When I really started looking at the yarn, I decided it was too unspun to become socks. I have no desire to spend hours of my life knitting something that falls apart because the yarn is wrong for the project. (And, for the record, I don't think this yarn should be called Step It Up. It sets knitters up for failure.) I decided to make another little shawl with it.
And I didn't like it.
It isn't the pattern's fault. The pattern is quite lovely, and I'd knit it again. It's the colors. When I saw the way the colors were appearing, I envisioned a seven-year-old princess riding a unicorn under a rainbow surrounded by pink carnations covered in dew.
I persevered and finished it because I didn't have a better idea what to do with the yarn and, hey, maybe I'll run into a seven-year-old who needs this sort of thing, right?
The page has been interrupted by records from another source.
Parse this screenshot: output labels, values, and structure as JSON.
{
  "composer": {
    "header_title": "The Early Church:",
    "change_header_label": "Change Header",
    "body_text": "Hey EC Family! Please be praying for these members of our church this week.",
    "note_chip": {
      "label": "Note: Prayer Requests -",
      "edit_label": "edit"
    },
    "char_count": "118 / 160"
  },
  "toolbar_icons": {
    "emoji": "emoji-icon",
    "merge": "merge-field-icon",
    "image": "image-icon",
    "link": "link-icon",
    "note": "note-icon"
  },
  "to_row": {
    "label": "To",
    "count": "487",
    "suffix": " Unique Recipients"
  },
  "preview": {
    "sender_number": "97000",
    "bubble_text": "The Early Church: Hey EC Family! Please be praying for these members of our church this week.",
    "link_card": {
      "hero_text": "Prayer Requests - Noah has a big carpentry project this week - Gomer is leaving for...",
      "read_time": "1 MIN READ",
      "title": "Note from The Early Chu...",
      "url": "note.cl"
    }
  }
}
Then I blocked it.
knit in Mary Maxim Step It Up in Playful Plum 315
Blocking is magic. I'm still not sure I'm going to keep it, but I feel that I could give it to someone who was not seven and she would probably like it.
In some ways, the fact that blocking made such a difference is a really bad thing. It feeds the part of my brain that wants to believe that a horrible piece of knitting will magically transform once it's finished. This shawl is the exception that proves the rule, but I'm guessing that I won't be able to remember that the next time I find myself in this predicament.
Feel free to remind me.